Component data from apps and pages:

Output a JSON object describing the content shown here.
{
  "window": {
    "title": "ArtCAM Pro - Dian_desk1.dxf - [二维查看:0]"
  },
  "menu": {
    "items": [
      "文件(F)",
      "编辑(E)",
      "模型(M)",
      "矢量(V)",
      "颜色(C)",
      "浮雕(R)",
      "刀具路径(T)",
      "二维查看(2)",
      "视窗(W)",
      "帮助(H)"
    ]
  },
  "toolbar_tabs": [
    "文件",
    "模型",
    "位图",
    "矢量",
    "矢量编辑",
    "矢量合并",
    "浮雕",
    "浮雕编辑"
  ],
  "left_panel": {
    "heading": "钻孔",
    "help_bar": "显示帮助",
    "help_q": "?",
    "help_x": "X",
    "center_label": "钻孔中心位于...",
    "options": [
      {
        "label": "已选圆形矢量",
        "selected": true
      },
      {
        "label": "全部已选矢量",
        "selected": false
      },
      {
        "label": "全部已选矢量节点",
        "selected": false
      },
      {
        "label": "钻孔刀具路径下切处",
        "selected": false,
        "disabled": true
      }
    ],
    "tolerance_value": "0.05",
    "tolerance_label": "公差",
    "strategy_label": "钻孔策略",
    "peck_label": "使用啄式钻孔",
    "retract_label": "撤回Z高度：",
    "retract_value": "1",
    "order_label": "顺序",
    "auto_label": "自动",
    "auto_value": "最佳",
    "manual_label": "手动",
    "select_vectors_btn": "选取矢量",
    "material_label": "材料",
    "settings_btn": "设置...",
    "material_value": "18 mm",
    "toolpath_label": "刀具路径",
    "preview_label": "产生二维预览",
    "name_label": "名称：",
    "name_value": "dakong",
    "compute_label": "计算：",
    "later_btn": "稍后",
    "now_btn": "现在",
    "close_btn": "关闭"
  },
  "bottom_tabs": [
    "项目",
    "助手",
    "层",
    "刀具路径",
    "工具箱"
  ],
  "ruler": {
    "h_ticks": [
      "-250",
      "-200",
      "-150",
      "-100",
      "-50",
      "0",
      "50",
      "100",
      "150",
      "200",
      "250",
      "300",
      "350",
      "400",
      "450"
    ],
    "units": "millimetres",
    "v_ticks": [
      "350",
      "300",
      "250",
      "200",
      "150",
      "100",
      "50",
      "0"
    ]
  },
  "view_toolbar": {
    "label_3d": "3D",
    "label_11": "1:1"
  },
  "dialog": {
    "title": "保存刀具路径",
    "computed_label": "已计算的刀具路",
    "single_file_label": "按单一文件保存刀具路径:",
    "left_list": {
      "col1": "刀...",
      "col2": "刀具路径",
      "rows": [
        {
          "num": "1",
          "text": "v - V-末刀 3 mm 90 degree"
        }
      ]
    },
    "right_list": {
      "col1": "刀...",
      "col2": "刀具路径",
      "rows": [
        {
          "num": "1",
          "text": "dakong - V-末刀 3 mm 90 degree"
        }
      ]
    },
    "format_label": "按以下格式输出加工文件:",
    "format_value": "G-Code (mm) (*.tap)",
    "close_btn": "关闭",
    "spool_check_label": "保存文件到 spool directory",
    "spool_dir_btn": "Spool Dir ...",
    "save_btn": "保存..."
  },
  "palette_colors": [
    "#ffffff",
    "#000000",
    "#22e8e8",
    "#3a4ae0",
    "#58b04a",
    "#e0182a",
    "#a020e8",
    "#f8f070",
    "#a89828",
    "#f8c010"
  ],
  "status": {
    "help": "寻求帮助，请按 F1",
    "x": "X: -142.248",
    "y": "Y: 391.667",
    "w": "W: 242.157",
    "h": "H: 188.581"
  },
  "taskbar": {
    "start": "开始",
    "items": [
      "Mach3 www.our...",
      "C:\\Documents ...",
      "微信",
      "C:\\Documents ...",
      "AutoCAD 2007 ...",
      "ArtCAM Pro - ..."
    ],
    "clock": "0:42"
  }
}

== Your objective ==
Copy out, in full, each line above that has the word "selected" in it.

== Output ==
        "selected": true
        "selected": false
        "selected": false
        "selected": false,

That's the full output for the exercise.